The many benefits

Comfort and ease

Digital media has expanded the ways in which mentees can connect with their mentors. Yes, social media includes risks; but it also includes important opportunities for conversation and mentors must embrace mentees' channels of communication. In fact, many youth feel more comfortable texting than talking on the phone. They can do it while with a group of family members or friends without worrying about being overheard or judged, and can communicate painful emotions that they may be too embarrassed to raise in a verbal conversation. Likewise, text nudges, in which struggling students are "nudged" to enroll in school and complete requirements  are an evidence-based means of closing the educational inequality gaps struck such a chord.

Relationship maintenance

Interestingly, a recent survey showed that, to a certain extent, the more things change, the more things stay the same. New forms of social media are seen by mentors, not as a substitute for face-to-face relationship, but as a facilitator (much like a telephone). Texting and other forms of messaging with staff, mentees, and parents has vastly improved mentors' ability to schedule meetings, learn about changes in plans, and avoid the frustrations that can undermine planning and erode connection.

Expanded timetable

As we all know, young people’s disclosures about important topics don’t always fit neatly into the designated meeting time. Texting provides opportunities for them to raise issues, ask questions, and make disclosures to their mentors whenever the spirit moves them.  The mentor who receives such texts can, in a sense, “bookmark” them—responding briefly in the moment but returning to them during the meeting times. At the same time, a kind word or empathic response can become a "transitional object" for the mentee, a perennial boost of support to which they return when encouragement is needed.

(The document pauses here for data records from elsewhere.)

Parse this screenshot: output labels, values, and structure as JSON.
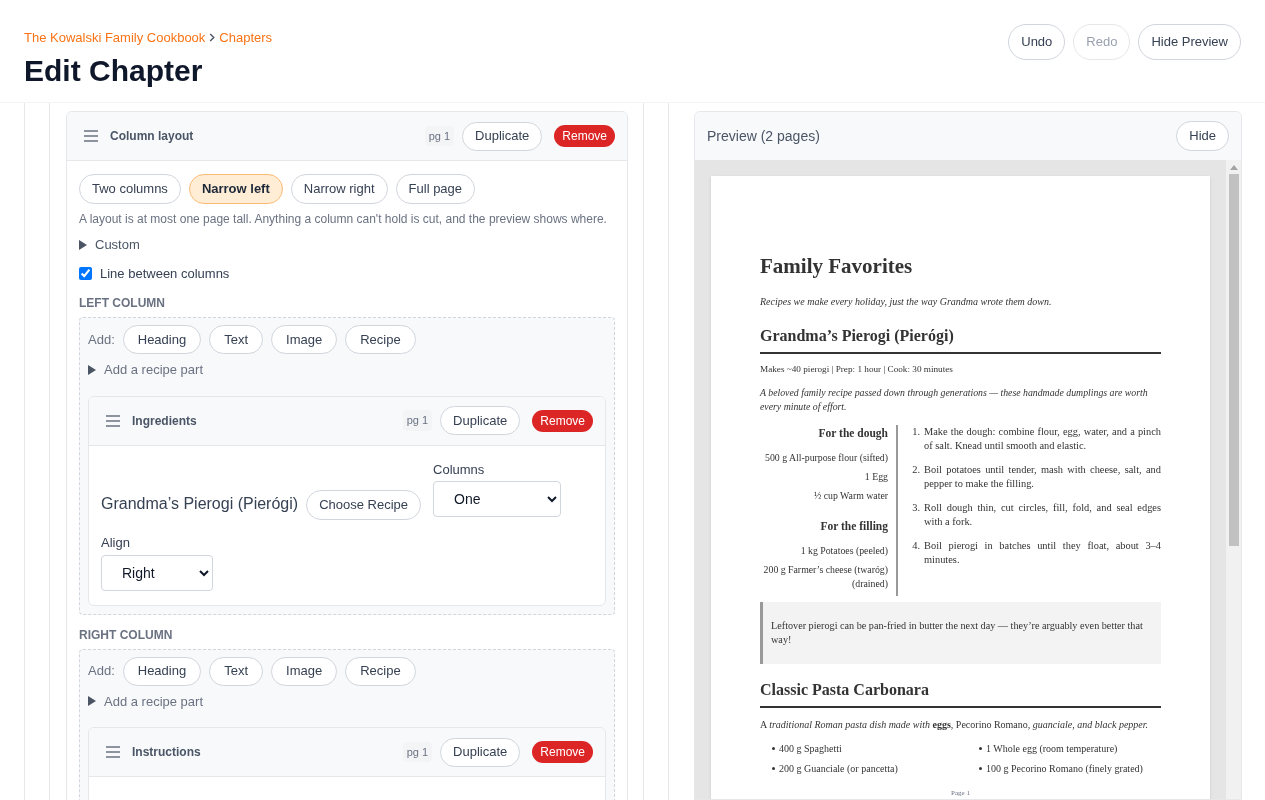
{
  "header": {
    "breadcrumb": [
      {
        "label": "The Kowalski Family Cookbook"
      },
      {
        "label": "Chapters"
      }
    ],
    "title": "Edit Chapter",
    "actions": [
      {
        "label": "Undo",
        "disabled": false
      },
      {
        "label": "Redo",
        "disabled": true
      },
      {
        "label": "Hide Preview",
        "disabled": false
      }
    ]
  },
  "editor": {
    "block": {
      "title": "Column layout",
      "page_badge": "pg 1",
      "duplicate": "Duplicate",
      "remove": "Remove",
      "layouts": [
        {
          "label": "Two columns",
          "selected": false
        },
        {
          "label": "Narrow left",
          "selected": true
        },
        {
          "label": "Narrow right",
          "selected": false
        },
        {
          "label": "Full page",
          "selected": false
        }
      ],
      "help": "A layout is at most one page tall. Anything a column can't hold is cut, and the preview shows where.",
      "custom": {
        "label": "Custom",
        "expanded": false
      },
      "line_option": {
        "label": "Line between columns",
        "checked": true
      },
      "columns": [
        {
          "label": "LEFT COLUMN",
          "add_label": "Add:",
          "add_buttons": [
            "Heading",
            "Text",
            "Image",
            "Recipe"
          ],
          "recipe_part": {
            "label": "Add a recipe part",
            "expanded": false
          },
          "blocks": [
            {
              "title": "Ingredients",
              "page_badge": "pg 1",
              "duplicate": "Duplicate",
              "remove": "Remove",
              "recipe_name": "Grandma’s Pierogi (Pierógi)",
              "choose_button": "Choose Recipe",
              "fields": [
                {
                  "label": "Columns",
                  "value": "One"
                },
                {
                  "label": "Align",
                  "value": "Right"
                }
              ]
            }
          ]
        },
        {
          "label": "RIGHT COLUMN",
          "add_label": "Add:",
          "add_buttons": [
            "Heading",
            "Text",
            "Image",
            "Recipe"
          ],
          "recipe_part": {
            "label": "Add a recipe part",
            "expanded": false
          },
          "blocks": [
            {
              "title": "Instructions",
              "page_badge": "pg 1",
              "duplicate": "Duplicate",
              "remove": "Remove"
            }
          ]
        }
      ]
    }
  },
  "preview": {
    "title": "Preview (2 pages)",
    "hide_button": "Hide",
    "page": {
      "heading": "Family Favorites",
      "intro": "Recipes we make every holiday, just the way Grandma wrote them down.",
      "recipes": [
        {
          "title": "Grandma’s Pierogi (Pierógi)",
          "meta": "Makes ~40 pierogi | Prep: 1 hour | Cook: 30 minutes",
          "description": "A beloved family recipe passed down through generations — these handmade dumplings are worth every minute of effort.",
          "ingredient_groups": [
            {
              "title": "For the dough",
              "items": [
                "500 g All-purpose flour (sifted)",
                "1 Egg",
                "½ cup Warm water"
              ]
            },
            {
              "title": "For the filling",
              "items": [
                "1 kg Potatoes (peeled)",
                "200 g Farmer’s cheese (twaróg) (drained)"
              ]
            }
          ],
          "steps": [
            {
              "number": "1.",
              "text": "Make the dough: combine flour, egg, water, and a pinch of salt. Knead until smooth and elastic."
            },
            {
              "number": "2.",
              "text": "Boil potatoes until tender, mash with cheese, salt, and pepper to make the filling."
            },
            {
              "number": "3.",
              "text": "Roll dough thin, cut circles, fill, fold, and seal edges with a fork."
            },
            {
              "number": "4.",
              "text": "Boil pierogi in batches until they float, about 3–4 minutes."
            }
          ],
          "note": "Leftover pierogi can be pan-fried in butter the next day — they’re arguably even better that way!"
        },
        {
          "title": "Classic Pasta Carbonara",
          "rich_description": "A *traditional Roman pasta dish made with* **eggs**, Pecorino Romano, *guanciale, and black pepper.*",
          "ingredients": [
            "400 g Spaghetti",
            "1 Whole egg (room temperature)",
            "200 g Guanciale (or pancetta)",
            "100 g Pecorino Romano (finely grated)"
          ]
        }
      ],
      "footer": "Page 1"
    }
  }
}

The possible pitfalls

Unrealistic expectations

With social media habits, things could go awry: A youth disclosing something time sensitive over Facebook or texting something vitally important to their mentor, and receiving no response. This, in turn, could lead to hurtful or even dangerous lapses in the provision of timely support. Likewise, mentors may have good reasons to exclude their mentees from their Facebook pages, but the rejection (or simple ignoring) of friend requests can be hurtful to young people.  Staff and mentors are encouraged to set expectations and policies around social media at the onset of the relationship—before such lapses and requests.

Inappropriate public persona

It’s easy to see how problems might arise when mentees search the Internet and discover controversial information, opinions, or photos of their mentors.  Mentors are encouraged to occasionally  search the Internet and view themselves through the eyes of their mentees. To the extent possible, mentors should delete controversial public images and postings so as to protect the relationship. Overall, there is little evidence that social media is undermining intergenerational bonds. Just as there was once moral panic over books, the telephone, radio, and television, our fear that digital media will fray our social bonds and diminish our capacity for connection has been challenged by our everyday experiences with social media and the enriched opportunities for connection it has provided. We agreed that technology will never change the basic human need for connection or one's  sense of self in relationship. And, rather than passive recipients of new technologies, we will always be active consumers who decide how and when to use them. The challenge now will be to develop guidelines that are sufficiently flexible to encompass both their strengths and limitations.